In Nepal, hundreds of thousands of people are living with avoidable blindness and visual impairment. 

Seven children lose their vision in Nepal every day. The most common cause of childhood blindness is refractive error, while 60,000 adults in the country become blind every year because of untreated cataract.
For people aged 50 years and older, cataract is by far the leading cause of blindness in Nepal, representing 62.2% of all cases. Other significant causes of blindness and visual impairment are glaucoma, trachoma and diabetic retinopathy. 

It is estimated that 82% of people over 50 years of age who are needlessly blind and would not have lost their sight if they had better access to affordable eye care services.

This lack of access is due to a shortage of eye health professionals, inadequate equipment and services and an absence of comprehensive eye care services in rural and remote areas. 

People living with avoidable blindness often end up missing out on treatment because they cannot afford or access services.  

  • 62.2% of blindness in Nepal is caused by cataract  
  • An estimated 30,2402 children are blind

  • The leading causes of childhood blindness and visual impairment are corneal blindness, retinal dystrophy and lens pathology

  • Nearly 275,000 people have visual impairment

  •  82% of people who are blind are needlessly blind 


The world has opened up again for Chini

Chini had been a strong and capable woman, but when cataracts took her sight, they also took many of the things that mattered to her – like being able to visit the temple and pray. Like many Nepalese people, Chini couldn't have afforded eye surgery. In developing countries, blindness can impact the whole family. An eye clinic supported by The Fred Hollows Foundation was her only chance to have her sight restored. 


The Foundation’s programs in Nepal
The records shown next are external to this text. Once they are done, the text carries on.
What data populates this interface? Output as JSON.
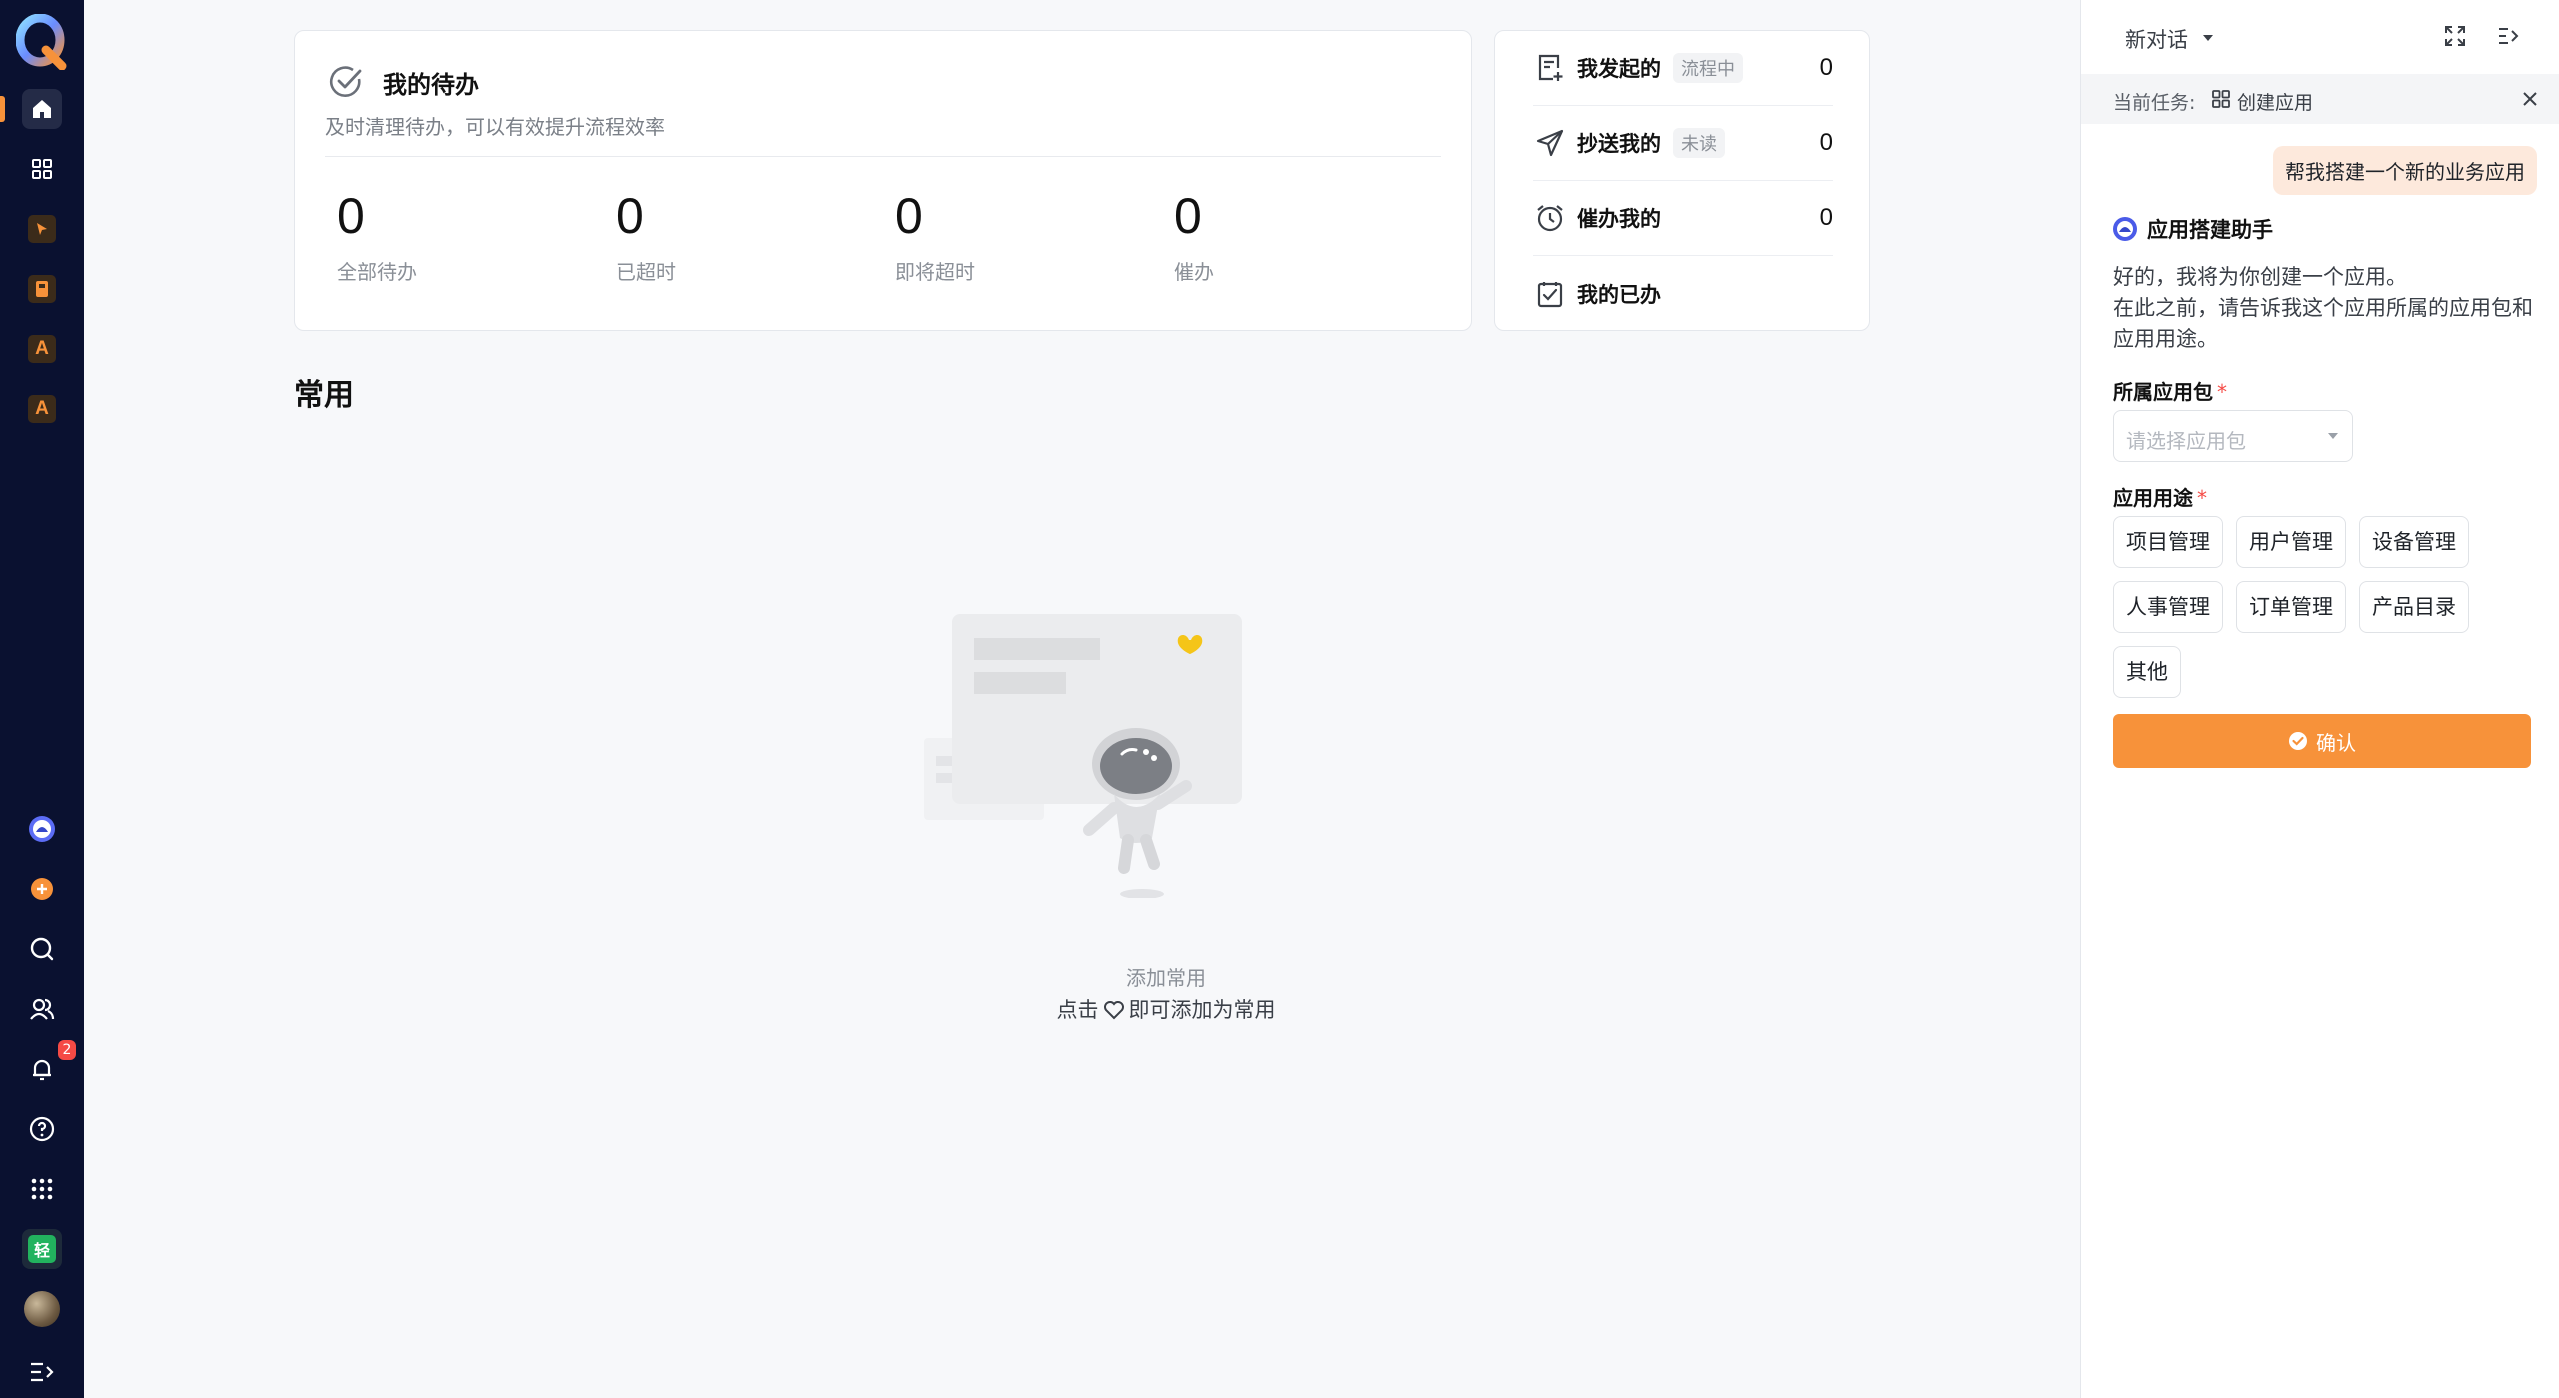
{
  "colors": {
    "nav_bg": "#0a1130",
    "accent": "#f7923a",
    "badge": "#f54a45",
    "user_bubble": "#fde9dc"
  },
  "left_nav": {
    "items": [
      {
        "icon": "home-icon"
      },
      {
        "icon": "apps-grid-icon"
      },
      {
        "icon": "cursor-app-icon"
      },
      {
        "icon": "book-app-icon"
      },
      {
        "icon": "app-a-icon",
        "letter": "A"
      },
      {
        "icon": "app-a-icon",
        "letter": "A"
      }
    ],
    "bottom": [
      {
        "icon": "assistant-icon"
      },
      {
        "icon": "add-icon"
      },
      {
        "icon": "search-icon"
      },
      {
        "icon": "contacts-icon"
      },
      {
        "icon": "bell-icon",
        "badge": "2"
      },
      {
        "icon": "help-icon"
      },
      {
        "icon": "apps-dots-icon"
      },
      {
        "icon": "qing-app-icon",
        "letter": "轻"
      },
      {
        "icon": "avatar"
      },
      {
        "icon": "expand-menu-icon"
      }
    ]
  },
  "todo": {
    "title": "我的待办",
    "subtitle": "及时清理待办，可以有效提升流程效率",
    "stats": [
      {
        "value": "0",
        "label": "全部待办"
      },
      {
        "value": "0",
        "label": "已超时"
      },
      {
        "value": "0",
        "label": "即将超时"
      },
      {
        "value": "0",
        "label": "催办"
      }
    ]
  },
  "flows": [
    {
      "label": "我发起的",
      "tag": "流程中",
      "count": "0",
      "icon": "doc-add-icon"
    },
    {
      "label": "抄送我的",
      "tag": "未读",
      "count": "0",
      "icon": "send-icon"
    },
    {
      "label": "催办我的",
      "tag": "",
      "count": "0",
      "icon": "alarm-clock-icon"
    },
    {
      "label": "我的已办",
      "tag": "",
      "count": "",
      "icon": "checkbox-icon"
    }
  ],
  "common": {
    "title": "常用",
    "empty_title": "添加常用",
    "empty_desc_before": "点击",
    "empty_desc_after": "即可添加为常用"
  },
  "assistant": {
    "conversation_label": "新对话",
    "current_task_label": "当前任务:",
    "current_task_value": "创建应用",
    "user_message": "帮我搭建一个新的业务应用",
    "bot_name": "应用搭建助手",
    "bot_line1": "好的，我将为你创建一个应用。",
    "bot_line2": "在此之前，请告诉我这个应用所属的应用包和应用用途。",
    "package_label": "所属应用包",
    "package_placeholder": "请选择应用包",
    "purpose_label": "应用用途",
    "required_mark": "*",
    "purposes": [
      "项目管理",
      "用户管理",
      "设备管理",
      "人事管理",
      "订单管理",
      "产品目录",
      "其他"
    ],
    "confirm_label": "确认"
  }
}
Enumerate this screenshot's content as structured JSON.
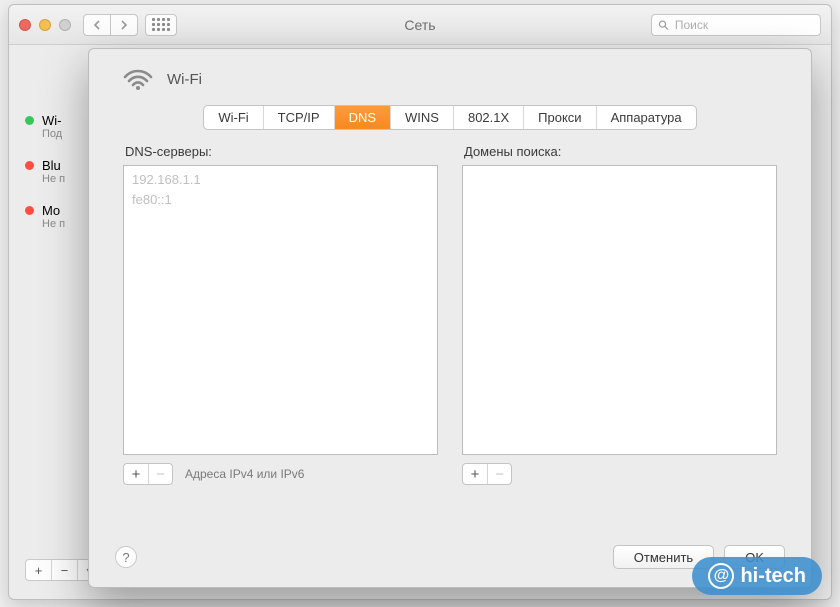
{
  "window": {
    "title": "Сеть",
    "search_placeholder": "Поиск"
  },
  "sidebar": {
    "items": [
      {
        "name": "Wi-",
        "status": "Под",
        "dot": "green"
      },
      {
        "name": "Blu",
        "status": "Не п",
        "dot": "red"
      },
      {
        "name": "Mo",
        "status": "Не п",
        "dot": "red"
      }
    ]
  },
  "sheet": {
    "title": "Wi-Fi",
    "tabs": [
      "Wi-Fi",
      "TCP/IP",
      "DNS",
      "WINS",
      "802.1X",
      "Прокси",
      "Аппаратура"
    ],
    "active_tab": 2,
    "dns": {
      "label": "DNS-серверы:",
      "entries": [
        "192.168.1.1",
        "fe80::1"
      ],
      "hint": "Адреса IPv4 или IPv6"
    },
    "search_domains": {
      "label": "Домены поиска:",
      "entries": []
    },
    "buttons": {
      "cancel": "Отменить",
      "ok": "OK"
    }
  },
  "watermark": "hi-tech"
}
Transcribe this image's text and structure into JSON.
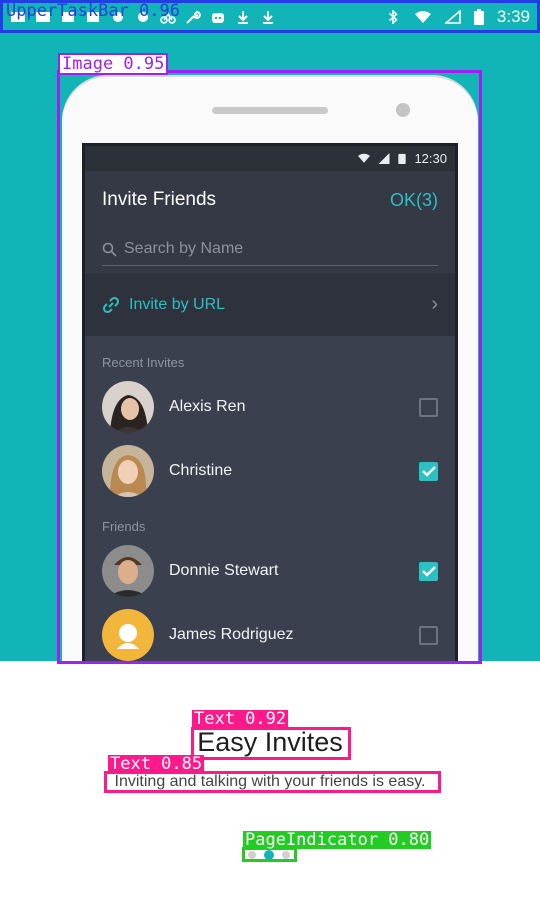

Fred Hollows and Dr Sanduk Ruit met in Nepal in the mid ‘80s while Fred was consulting for the World Health Organisation.


They soon realised they shared a common dream: to end avoidable blindness in developing countries through introducing modern surgery techniques.


Fred and Dr Ruit set about planning to build an intraocular lens factory to mass-produce these vital lenses needed for cataract surgery. They knew producing them locally would bring the cost down significantly.


Fred became Dr Ruit’s mentor, and after studying with Fred in Sydney, Dr Ruit went on to help establish the Fred Hollows Intraocular Lens Laboratory with the help of The Foundation.

In 1994, the same year the factory opened, Dr Ruit became the medical director of the Tilganga Institute of Ophthalmology in Nepal – a key partner of The Foundation. It’s now a world-class facility and is still led by master surgeon Dr Ruit, who has restored sight to over 120,000 people.


We work very closely with the Tilganga Institute of Ophthalmology to train eye care personnel, build facilities, conduct community outreach clinics, and implement eye health programs that have made a real difference to people’s lives.


Helping people see

  • 808,186 people screened
  • 112,341 eye operations and treatments performed including:
  • 45,332 cataract operations
  • 436 diabetic retinopathy treatments
  • 66,573 other sight saving or improving interventions

Investing in people:

  • 374 people trained including:
  • 16 clinic support staff
  • 184 community health workers
  • 174 teachers trained